### SUPPLIED RECORDS
=== Section Start ===
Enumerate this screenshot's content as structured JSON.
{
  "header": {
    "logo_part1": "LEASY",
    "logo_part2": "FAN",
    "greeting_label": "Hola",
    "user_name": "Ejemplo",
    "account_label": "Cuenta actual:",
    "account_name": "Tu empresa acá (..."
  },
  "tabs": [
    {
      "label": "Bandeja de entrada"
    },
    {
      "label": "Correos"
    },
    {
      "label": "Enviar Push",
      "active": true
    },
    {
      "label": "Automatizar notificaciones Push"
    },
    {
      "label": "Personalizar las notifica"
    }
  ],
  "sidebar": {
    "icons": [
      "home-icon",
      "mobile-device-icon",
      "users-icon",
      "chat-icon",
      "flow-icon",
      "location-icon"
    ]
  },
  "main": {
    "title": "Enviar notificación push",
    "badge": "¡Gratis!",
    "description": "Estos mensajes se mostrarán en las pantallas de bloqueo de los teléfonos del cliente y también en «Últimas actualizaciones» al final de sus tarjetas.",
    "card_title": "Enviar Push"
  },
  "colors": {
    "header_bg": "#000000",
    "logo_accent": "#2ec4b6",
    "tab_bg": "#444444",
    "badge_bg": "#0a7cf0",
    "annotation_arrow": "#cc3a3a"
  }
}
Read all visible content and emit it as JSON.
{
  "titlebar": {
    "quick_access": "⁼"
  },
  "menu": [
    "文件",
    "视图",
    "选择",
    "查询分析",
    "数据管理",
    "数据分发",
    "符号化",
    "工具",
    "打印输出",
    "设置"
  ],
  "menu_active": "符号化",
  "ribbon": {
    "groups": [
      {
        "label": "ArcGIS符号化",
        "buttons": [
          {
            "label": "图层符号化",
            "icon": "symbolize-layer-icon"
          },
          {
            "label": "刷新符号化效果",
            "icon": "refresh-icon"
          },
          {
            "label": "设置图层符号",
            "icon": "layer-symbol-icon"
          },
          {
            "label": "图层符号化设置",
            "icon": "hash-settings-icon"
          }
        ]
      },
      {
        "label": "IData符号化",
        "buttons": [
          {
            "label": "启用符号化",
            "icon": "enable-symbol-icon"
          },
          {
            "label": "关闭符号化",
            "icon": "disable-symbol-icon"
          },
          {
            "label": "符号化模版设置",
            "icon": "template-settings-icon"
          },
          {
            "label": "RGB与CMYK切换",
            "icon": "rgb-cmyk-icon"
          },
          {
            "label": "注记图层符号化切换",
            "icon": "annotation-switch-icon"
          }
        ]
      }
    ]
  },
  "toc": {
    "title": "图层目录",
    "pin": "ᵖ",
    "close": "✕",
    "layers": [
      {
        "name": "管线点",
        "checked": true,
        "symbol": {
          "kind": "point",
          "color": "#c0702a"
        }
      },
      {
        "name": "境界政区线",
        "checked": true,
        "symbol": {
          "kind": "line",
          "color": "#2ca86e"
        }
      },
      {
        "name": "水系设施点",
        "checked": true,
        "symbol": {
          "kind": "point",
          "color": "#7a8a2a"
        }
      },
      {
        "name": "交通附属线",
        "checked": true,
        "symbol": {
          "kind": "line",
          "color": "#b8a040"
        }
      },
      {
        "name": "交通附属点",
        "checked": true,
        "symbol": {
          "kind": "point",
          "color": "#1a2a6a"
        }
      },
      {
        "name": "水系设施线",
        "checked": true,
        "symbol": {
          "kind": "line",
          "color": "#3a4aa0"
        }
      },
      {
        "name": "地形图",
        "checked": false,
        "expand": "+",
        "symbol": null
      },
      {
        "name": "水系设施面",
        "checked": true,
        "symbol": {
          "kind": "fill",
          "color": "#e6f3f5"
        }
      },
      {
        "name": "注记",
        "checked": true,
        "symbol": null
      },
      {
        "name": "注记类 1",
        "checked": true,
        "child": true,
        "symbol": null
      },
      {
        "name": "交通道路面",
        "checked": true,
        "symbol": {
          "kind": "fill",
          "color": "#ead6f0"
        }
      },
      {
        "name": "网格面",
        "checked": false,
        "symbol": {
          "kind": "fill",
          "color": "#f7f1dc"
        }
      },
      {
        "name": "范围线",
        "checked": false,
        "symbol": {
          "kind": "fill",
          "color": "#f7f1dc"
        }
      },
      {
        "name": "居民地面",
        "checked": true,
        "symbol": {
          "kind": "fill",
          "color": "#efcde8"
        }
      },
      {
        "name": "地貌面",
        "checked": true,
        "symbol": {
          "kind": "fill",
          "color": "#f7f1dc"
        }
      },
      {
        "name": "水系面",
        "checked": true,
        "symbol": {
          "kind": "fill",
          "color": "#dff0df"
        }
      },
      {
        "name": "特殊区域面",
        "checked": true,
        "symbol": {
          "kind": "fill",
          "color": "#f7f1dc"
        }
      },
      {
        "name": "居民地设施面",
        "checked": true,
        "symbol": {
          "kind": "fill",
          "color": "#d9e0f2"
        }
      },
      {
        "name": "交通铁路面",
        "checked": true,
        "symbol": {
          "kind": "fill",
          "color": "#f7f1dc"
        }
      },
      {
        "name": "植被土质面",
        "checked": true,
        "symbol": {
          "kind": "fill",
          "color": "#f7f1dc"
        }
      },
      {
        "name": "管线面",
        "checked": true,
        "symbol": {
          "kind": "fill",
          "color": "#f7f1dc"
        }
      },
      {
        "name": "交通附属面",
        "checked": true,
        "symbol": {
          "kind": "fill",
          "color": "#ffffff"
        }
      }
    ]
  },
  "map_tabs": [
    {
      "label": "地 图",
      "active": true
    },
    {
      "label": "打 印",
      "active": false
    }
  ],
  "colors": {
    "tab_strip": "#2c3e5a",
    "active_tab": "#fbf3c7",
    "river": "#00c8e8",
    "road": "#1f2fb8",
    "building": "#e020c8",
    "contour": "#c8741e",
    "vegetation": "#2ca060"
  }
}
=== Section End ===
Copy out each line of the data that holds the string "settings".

            "icon": "hash-settings-icon"
            "icon": "template-settings-icon"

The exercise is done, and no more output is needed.